What the task asks
Each line holding the word "title" must appear in the answer, copied from the entries.

################

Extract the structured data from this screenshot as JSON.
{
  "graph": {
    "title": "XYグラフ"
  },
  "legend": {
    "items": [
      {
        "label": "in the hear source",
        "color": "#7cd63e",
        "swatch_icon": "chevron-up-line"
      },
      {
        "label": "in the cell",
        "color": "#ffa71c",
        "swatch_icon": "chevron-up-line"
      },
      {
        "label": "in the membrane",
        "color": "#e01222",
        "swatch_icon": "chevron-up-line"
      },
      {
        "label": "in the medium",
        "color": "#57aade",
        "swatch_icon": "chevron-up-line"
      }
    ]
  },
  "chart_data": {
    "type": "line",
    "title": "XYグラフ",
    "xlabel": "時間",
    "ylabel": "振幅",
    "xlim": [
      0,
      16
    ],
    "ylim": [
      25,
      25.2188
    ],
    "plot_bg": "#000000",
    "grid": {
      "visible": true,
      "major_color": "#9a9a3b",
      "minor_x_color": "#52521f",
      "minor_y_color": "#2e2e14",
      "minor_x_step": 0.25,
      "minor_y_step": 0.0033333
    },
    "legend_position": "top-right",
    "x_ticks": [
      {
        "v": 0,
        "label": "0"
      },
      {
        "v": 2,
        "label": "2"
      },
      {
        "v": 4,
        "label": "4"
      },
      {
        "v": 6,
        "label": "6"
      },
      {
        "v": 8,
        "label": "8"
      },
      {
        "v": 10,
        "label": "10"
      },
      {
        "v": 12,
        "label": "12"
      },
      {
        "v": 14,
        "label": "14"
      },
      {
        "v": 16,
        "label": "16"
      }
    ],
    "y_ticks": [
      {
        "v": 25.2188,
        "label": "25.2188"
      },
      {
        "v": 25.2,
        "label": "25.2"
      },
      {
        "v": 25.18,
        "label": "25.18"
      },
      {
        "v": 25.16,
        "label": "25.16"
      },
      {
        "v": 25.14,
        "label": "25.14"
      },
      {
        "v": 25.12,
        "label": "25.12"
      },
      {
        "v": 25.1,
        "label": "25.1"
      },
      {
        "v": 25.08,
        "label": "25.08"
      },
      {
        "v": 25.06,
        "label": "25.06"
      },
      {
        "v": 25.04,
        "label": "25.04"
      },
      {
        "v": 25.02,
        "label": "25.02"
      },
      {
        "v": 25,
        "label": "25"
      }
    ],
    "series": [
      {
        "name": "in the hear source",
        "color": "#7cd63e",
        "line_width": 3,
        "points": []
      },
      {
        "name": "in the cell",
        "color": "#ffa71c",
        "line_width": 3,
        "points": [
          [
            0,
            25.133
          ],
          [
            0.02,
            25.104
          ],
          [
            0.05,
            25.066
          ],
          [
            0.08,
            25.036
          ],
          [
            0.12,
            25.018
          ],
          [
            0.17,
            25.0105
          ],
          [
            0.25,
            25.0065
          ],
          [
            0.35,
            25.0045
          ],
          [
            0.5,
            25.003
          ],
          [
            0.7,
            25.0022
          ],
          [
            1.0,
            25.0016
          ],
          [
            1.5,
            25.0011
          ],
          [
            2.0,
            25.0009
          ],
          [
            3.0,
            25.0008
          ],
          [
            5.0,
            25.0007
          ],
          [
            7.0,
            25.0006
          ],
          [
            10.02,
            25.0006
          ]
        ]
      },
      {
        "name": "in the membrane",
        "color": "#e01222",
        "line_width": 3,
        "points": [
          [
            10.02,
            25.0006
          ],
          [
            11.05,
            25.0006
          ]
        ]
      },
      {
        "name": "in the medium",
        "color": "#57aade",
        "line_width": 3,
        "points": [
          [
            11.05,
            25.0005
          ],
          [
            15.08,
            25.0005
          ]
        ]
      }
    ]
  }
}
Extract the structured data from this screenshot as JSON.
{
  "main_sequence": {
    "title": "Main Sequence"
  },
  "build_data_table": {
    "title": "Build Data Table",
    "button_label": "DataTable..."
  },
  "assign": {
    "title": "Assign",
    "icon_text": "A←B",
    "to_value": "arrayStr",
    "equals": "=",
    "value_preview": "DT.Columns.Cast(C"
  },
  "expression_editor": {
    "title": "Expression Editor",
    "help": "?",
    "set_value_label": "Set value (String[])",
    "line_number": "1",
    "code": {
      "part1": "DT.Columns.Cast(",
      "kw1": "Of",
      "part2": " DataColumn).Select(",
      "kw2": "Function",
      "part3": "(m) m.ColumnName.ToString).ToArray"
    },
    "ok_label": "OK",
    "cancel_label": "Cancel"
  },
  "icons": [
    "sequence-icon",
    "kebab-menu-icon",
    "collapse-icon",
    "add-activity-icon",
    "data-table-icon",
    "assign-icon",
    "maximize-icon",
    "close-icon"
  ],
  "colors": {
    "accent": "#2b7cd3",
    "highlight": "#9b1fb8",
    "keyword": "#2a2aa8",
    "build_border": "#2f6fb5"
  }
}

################

Final answer
    "title": "XYグラフ"
    "title": "XYグラフ",
    "title": "Main Sequence"
    "title": "Build Data Table",
    "title": "Assign",
    "title": "Expression Editor",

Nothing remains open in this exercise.